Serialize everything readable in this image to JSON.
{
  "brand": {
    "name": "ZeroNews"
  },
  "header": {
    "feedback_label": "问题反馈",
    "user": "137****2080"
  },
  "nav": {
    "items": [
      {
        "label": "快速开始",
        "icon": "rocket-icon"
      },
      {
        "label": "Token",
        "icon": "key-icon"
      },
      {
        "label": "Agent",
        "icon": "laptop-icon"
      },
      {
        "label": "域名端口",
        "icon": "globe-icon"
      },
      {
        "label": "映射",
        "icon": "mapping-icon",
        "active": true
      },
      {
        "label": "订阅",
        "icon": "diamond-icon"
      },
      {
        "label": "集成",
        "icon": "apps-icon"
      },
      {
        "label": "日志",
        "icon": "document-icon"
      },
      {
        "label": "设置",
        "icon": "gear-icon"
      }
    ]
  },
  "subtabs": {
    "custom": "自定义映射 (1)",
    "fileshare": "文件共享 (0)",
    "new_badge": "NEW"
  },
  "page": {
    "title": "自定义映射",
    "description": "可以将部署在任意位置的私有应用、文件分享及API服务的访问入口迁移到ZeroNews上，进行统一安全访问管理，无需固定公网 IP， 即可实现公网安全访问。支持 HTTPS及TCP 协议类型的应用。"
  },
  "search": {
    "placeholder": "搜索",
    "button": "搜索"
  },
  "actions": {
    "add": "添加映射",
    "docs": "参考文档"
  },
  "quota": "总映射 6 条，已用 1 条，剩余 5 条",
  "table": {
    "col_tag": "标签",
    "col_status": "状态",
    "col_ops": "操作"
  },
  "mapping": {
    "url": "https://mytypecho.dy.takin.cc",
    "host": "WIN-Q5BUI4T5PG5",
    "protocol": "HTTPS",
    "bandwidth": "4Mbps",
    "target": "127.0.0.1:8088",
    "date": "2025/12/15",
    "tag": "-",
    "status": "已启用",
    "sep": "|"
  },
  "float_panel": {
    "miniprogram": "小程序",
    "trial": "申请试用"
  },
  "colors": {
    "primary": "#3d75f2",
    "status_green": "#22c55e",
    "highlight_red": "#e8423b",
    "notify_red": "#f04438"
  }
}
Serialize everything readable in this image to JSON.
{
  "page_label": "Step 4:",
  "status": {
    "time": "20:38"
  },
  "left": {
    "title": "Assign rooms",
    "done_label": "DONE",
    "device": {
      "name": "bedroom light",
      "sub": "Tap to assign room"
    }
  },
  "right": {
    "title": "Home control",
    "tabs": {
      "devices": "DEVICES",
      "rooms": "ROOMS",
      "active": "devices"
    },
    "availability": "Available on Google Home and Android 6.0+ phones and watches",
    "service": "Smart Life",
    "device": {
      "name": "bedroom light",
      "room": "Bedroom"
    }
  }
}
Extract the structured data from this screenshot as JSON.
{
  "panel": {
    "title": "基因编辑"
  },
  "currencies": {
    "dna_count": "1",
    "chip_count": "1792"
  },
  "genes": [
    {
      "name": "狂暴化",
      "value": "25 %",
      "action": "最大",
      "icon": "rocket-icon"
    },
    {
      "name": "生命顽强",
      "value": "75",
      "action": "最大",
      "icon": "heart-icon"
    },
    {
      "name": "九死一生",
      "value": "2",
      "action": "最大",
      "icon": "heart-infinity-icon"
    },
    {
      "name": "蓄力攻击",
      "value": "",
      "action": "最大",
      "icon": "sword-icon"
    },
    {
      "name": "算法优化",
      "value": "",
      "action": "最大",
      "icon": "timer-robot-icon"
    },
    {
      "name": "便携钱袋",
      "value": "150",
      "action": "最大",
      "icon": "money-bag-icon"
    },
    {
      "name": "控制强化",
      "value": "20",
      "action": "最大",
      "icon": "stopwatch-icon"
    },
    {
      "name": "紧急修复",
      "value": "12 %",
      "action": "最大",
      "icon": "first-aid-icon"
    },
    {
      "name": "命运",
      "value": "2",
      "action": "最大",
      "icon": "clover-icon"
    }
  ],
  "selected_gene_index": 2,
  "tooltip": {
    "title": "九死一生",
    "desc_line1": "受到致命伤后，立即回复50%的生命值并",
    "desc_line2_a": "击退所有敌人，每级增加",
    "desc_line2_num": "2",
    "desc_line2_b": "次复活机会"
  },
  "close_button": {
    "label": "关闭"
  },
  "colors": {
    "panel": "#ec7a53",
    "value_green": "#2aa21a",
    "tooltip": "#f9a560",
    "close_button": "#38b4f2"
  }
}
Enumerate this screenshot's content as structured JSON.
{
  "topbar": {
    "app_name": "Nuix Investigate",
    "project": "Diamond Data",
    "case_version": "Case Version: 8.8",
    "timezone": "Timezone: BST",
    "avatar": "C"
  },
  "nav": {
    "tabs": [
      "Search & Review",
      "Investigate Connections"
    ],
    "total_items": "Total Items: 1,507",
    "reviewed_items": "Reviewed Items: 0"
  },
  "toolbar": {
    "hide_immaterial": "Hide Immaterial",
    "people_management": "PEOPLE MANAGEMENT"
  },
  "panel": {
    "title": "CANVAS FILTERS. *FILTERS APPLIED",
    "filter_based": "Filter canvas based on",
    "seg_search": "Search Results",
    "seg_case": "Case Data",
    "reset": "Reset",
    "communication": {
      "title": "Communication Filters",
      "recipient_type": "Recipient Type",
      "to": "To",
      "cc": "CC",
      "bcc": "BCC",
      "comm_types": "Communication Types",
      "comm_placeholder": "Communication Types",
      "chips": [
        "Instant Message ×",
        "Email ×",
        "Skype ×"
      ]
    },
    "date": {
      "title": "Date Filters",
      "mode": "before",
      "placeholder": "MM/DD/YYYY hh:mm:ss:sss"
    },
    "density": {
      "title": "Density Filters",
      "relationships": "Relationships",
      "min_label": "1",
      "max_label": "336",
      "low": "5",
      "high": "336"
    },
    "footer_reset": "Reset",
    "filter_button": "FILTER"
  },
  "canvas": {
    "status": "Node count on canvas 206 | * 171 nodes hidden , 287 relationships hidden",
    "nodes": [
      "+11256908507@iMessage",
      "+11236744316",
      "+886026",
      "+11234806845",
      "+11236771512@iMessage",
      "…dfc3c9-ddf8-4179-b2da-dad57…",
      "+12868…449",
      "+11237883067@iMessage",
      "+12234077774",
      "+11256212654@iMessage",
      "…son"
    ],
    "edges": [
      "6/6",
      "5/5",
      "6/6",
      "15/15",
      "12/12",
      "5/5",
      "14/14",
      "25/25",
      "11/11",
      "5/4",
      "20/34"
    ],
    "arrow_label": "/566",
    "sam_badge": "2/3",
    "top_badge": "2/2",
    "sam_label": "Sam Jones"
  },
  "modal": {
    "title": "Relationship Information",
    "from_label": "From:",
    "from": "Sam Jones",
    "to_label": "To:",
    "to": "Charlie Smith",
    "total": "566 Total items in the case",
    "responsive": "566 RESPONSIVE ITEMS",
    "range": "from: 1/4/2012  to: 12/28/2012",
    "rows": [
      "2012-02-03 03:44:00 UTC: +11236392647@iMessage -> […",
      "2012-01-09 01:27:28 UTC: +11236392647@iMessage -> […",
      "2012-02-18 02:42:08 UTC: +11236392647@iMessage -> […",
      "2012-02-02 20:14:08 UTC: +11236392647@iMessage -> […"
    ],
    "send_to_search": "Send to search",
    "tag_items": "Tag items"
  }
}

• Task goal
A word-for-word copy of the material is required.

• Exercise response
Serialize everything readable in this image to JSON.
{
  "brand": {
    "name": "ZeroNews"
  },
  "header": {
    "feedback_label": "问题反馈",
    "user": "137****2080"
  },
  "nav": {
    "items": [
      {
        "label": "快速开始",
        "icon": "rocket-icon"
      },
      {
        "label": "Token",
        "icon": "key-icon"
      },
      {
        "label": "Agent",
        "icon": "laptop-icon"
      },
      {
        "label": "域名端口",
        "icon": "globe-icon"
      },
      {
        "label": "映射",
        "icon": "mapping-icon",
        "active": true
      },
      {
        "label": "订阅",
        "icon": "diamond-icon"
      },
      {
        "label": "集成",
        "icon": "apps-icon"
      },
      {
        "label": "日志",
        "icon": "document-icon"
      },
      {
        "label": "设置",
        "icon": "gear-icon"
      }
    ]
  },
  "subtabs": {
    "custom": "自定义映射 (1)",
    "fileshare": "文件共享 (0)",
    "new_badge": "NEW"
  },
  "page": {
    "title": "自定义映射",
    "description": "可以将部署在任意位置的私有应用、文件分享及API服务的访问入口迁移到ZeroNews上，进行统一安全访问管理，无需固定公网 IP， 即可实现公网安全访问。支持 HTTPS及TCP 协议类型的应用。"
  },
  "search": {
    "placeholder": "搜索",
    "button": "搜索"
  },
  "actions": {
    "add": "添加映射",
    "docs": "参考文档"
  },
  "quota": "总映射 6 条，已用 1 条，剩余 5 条",
  "table": {
    "col_tag": "标签",
    "col_status": "状态",
    "col_ops": "操作"
  },
  "mapping": {
    "url": "https://mytypecho.dy.takin.cc",
    "host": "WIN-Q5BUI4T5PG5",
    "protocol": "HTTPS",
    "bandwidth": "4Mbps",
    "target": "127.0.0.1:8088",
    "date": "2025/12/15",
    "tag": "-",
    "status": "已启用",
    "sep": "|"
  },
  "float_panel": {
    "miniprogram": "小程序",
    "trial": "申请试用"
  },
  "colors": {
    "primary": "#3d75f2",
    "status_green": "#22c55e",
    "highlight_red": "#e8423b",
    "notify_red": "#f04438"
  }
}
Serialize everything readable in this image to JSON.
{
  "page_label": "Step 4:",
  "status": {
    "time": "20:38"
  },
  "left": {
    "title": "Assign rooms",
    "done_label": "DONE",
    "device": {
      "name": "bedroom light",
      "sub": "Tap to assign room"
    }
  },
  "right": {
    "title": "Home control",
    "tabs": {
      "devices": "DEVICES",
      "rooms": "ROOMS",
      "active": "devices"
    },
    "availability": "Available on Google Home and Android 6.0+ phones and watches",
    "service": "Smart Life",
    "device": {
      "name": "bedroom light",
      "room": "Bedroom"
    }
  }
}
Extract the structured data from this screenshot as JSON.
{
  "panel": {
    "title": "基因编辑"
  },
  "currencies": {
    "dna_count": "1",
    "chip_count": "1792"
  },
  "genes": [
    {
      "name": "狂暴化",
      "value": "25 %",
      "action": "最大",
      "icon": "rocket-icon"
    },
    {
      "name": "生命顽强",
      "value": "75",
      "action": "最大",
      "icon": "heart-icon"
    },
    {
      "name": "九死一生",
      "value": "2",
      "action": "最大",
      "icon": "heart-infinity-icon"
    },
    {
      "name": "蓄力攻击",
      "value": "",
      "action": "最大",
      "icon": "sword-icon"
    },
    {
      "name": "算法优化",
      "value": "",
      "action": "最大",
      "icon": "timer-robot-icon"
    },
    {
      "name": "便携钱袋",
      "value": "150",
      "action": "最大",
      "icon": "money-bag-icon"
    },
    {
      "name": "控制强化",
      "value": "20",
      "action": "最大",
      "icon": "stopwatch-icon"
    },
    {
      "name": "紧急修复",
      "value": "12 %",
      "action": "最大",
      "icon": "first-aid-icon"
    },
    {
      "name": "命运",
      "value": "2",
      "action": "最大",
      "icon": "clover-icon"
    }
  ],
  "selected_gene_index": 2,
  "tooltip": {
    "title": "九死一生",
    "desc_line1": "受到致命伤后，立即回复50%的生命值并",
    "desc_line2_a": "击退所有敌人，每级增加",
    "desc_line2_num": "2",
    "desc_line2_b": "次复活机会"
  },
  "close_button": {
    "label": "关闭"
  },
  "colors": {
    "panel": "#ec7a53",
    "value_green": "#2aa21a",
    "tooltip": "#f9a560",
    "close_button": "#38b4f2"
  }
}
Enumerate this screenshot's content as structured JSON.
{
  "topbar": {
    "app_name": "Nuix Investigate",
    "project": "Diamond Data",
    "case_version": "Case Version: 8.8",
    "timezone": "Timezone: BST",
    "avatar": "C"
  },
  "nav": {
    "tabs": [
      "Search & Review",
      "Investigate Connections"
    ],
    "total_items": "Total Items: 1,507",
    "reviewed_items": "Reviewed Items: 0"
  },
  "toolbar": {
    "hide_immaterial": "Hide Immaterial",
    "people_management": "PEOPLE MANAGEMENT"
  },
  "panel": {
    "title": "CANVAS FILTERS. *FILTERS APPLIED",
    "filter_based": "Filter canvas based on",
    "seg_search": "Search Results",
    "seg_case": "Case Data",
    "reset": "Reset",
    "communication": {
      "title": "Communication Filters",
      "recipient_type": "Recipient Type",
      "to": "To",
      "cc": "CC",
      "bcc": "BCC",
      "comm_types": "Communication Types",
      "comm_placeholder": "Communication Types",
      "chips": [
        "Instant Message ×",
        "Email ×",
        "Skype ×"
      ]
    },
    "date": {
      "title": "Date Filters",
      "mode": "before",
      "placeholder": "MM/DD/YYYY hh:mm:ss:sss"
    },
    "density": {
      "title": "Density Filters",
      "relationships": "Relationships",
      "min_label": "1",
      "max_label": "336",
      "low": "5",
      "high": "336"
    },
    "footer_reset": "Reset",
    "filter_button": "FILTER"
  },
  "canvas": {
    "status": "Node count on canvas 206 | * 171 nodes hidden , 287 relationships hidden",
    "nodes": [
      "+11256908507@iMessage",
      "+11236744316",
      "+886026",
      "+11234806845",
      "+11236771512@iMessage",
      "…dfc3c9-ddf8-4179-b2da-dad57…",
      "+12868…449",
      "+11237883067@iMessage",
      "+12234077774",
      "+11256212654@iMessage",
      "…son"
    ],
    "edges": [
      "6/6",
      "5/5",
      "6/6",
      "15/15",
      "12/12",
      "5/5",
      "14/14",
      "25/25",
      "11/11",
      "5/4",
      "20/34"
    ],
    "arrow_label": "/566",
    "sam_badge": "2/3",
    "top_badge": "2/2",
    "sam_label": "Sam Jones"
  },
  "modal": {
    "title": "Relationship Information",
    "from_label": "From:",
    "from": "Sam Jones",
    "to_label": "To:",
    "to": "Charlie Smith",
    "total": "566 Total items in the case",
    "responsive": "566 RESPONSIVE ITEMS",
    "range": "from: 1/4/2012  to: 12/28/2012",
    "rows": [
      "2012-02-03 03:44:00 UTC: +11236392647@iMessage -> […",
      "2012-01-09 01:27:28 UTC: +11236392647@iMessage -> […",
      "2012-02-18 02:42:08 UTC: +11236392647@iMessage -> […",
      "2012-02-02 20:14:08 UTC: +11236392647@iMessage -> […"
    ],
    "send_to_search": "Send to search",
    "tag_items": "Tag items"
  }
}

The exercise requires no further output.